"I really didn't think about it a lot until I was on my way back here and thought what it meant," Papelbon said. "To me, to be a world champ is something you always remember."
Now, said Papelbon, is the time to put those great memories aside and focus on helping his teammates become the first repeat champions in team history since the 1915-16 Red Sox.
"Now, I'm kind of switching to the role of [hoping] to be remembered as a person who goes out there and repeats it," he said. "My whole goal now is to go out there and keep this ball rolling and pick up where we left off."
No one has accused the right-handed flame-thrower of lacking confidence, a trait that has made him feared at the plate and fearless on the mound.
"If we're not the team to beat, I'd like to know who is," Papelbon said. "I think that our No. 1 thing is to stay healthy. If we do that, I don't know who can really compete with us from a top-to-bottom scale. It's a good situation to be in, that's for sure."
That's not to say Papelbon believes another title will come easily.
"It'll be tough," he added. "I know the challenges we've got ahead. I think if we stay healthy, like we did last year -- and that's going to be a big part of our training staff's [mission] and keep us on the programs that work -- hopefully we can keep chugging along and stay healthy."
And health is Papelbon's top priority heading into his third season in Boston. He spent time with pitching coach John Farrell this offseason trying to come up with ways of staying off the disabled list and avoiding a repeat of September 2006, when he ended his season early with right shoulder issues.
"I talked to John a lot this offseason about my usage and my program," said Papelbon. "I think last year was a key year for me to understand my body, understand my arm and understand my usage. I think now that I can understand that it's just a matter of tweaking little things here and tweaking little things there and just staying with the program and moving forward."

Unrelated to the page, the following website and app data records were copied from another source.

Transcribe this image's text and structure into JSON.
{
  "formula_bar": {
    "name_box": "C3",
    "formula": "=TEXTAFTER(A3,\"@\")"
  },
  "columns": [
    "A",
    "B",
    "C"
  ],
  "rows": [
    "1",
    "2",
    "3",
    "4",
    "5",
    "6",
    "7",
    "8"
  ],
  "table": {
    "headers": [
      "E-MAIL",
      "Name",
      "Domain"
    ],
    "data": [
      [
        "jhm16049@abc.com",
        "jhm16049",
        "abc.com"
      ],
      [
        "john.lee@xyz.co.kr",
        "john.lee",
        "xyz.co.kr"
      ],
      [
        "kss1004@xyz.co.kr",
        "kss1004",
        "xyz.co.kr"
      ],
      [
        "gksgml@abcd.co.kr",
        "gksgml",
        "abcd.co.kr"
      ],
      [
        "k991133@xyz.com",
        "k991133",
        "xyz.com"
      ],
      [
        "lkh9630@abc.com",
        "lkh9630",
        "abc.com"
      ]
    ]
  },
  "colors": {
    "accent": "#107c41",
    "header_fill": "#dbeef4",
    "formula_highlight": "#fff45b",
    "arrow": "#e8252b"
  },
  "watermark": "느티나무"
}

Last season, Papelbon matched his 2006 total of 59 appearances, but he was closely monitored, from the beginning of camp to his last pitch of the World Series. He converted 37 of 40 saves while posting a 1.85 ERA.
Saving his bullets during the season paid off in the postseason, when Papelbon was used often and with much success. But he still paid a price when the final pitch was thrown in Game 4 in Colorado.
"When it was all said and done, it was a celebration where I was just gassed," Papelbon said. "But at the same time, now I know what it's going to take to maintain that through the season and how to tweak it here and tweak it there, and you learn every year."
And the learning began on Thursday morning, when Papelbon headed out for the first time to work out in Fort Myers.
"Spring Training is always fun," he said. "Spring Training is the time to kind of relax and at the same time get ready for the season. I always get excited. Just on the way down here, driving, you think about what happened last year and going out there and doing it again. You turn the radio up loud and you're cruising. It's always a fun time of the year for me, that's for sure."
What may not be so much fun for Papelbon and the rest of his teammates is the Red Sox's 19-day trip, spanning three countries, to start the season.
"I'm not too excited about going to Japan, to be totally honest with you," said a frank Papelbon. "I love my Japanese teammates and I love Japan -- let me say that, too. I'm not much of a traveler. I'm kind of a homebody; I like to stick to America. Hopefully, they have a McDonald's. We should be good."
It's hard for Papelbon to shake the image some people have of him performing the "River Dance" with his teammates after he closed out an American League East crown, then the AL pennant and finally, the World Series title.
"Back home in Mississippi and Jacksonville, [Fla.], when I'm going back and forth, a lot more people notice me," he said. "They give me this 'jig' [stuff]. I've got to come up with something new. Last year, after we won it, back in the hotel room partying, it was trying to teach me the break dance.
"Some people said you're going out there and dancing and you're making a mockery," he added. "I didn't look at it like that. I looked at it like, 'I'm young, I'm doing what I want to do in life and I'm going to celebrate and do what I want to do, regardless of what anybody has to say.'"
Just 11 days earlier, he was watching a close friend of his celebrate on a different type of field, as Eli Manning led the New York Giants to a shocking 17-14 win over the New England Patriots in Super Bowl XLII.
"I was in the Bahamas when it happened," Papelbon said. "It was kind of a double-edged sword for me. You've got a friend as a quarterback who is trying to win a championship, and then you've got the Patriots, who are going to do something special, which you hope for them to do because they're in the same city and you want the city to be vibrant and full of life. But they fell short, and what can I say? They've got to go back to work, I guess."
And that's exactly what he and his Red Sox teammates are spending their time doing, starting this weekend.
Mike Petraglia is a contributor to MLB.com. This story was not subject to the approval of Major League Baseball or its clubs.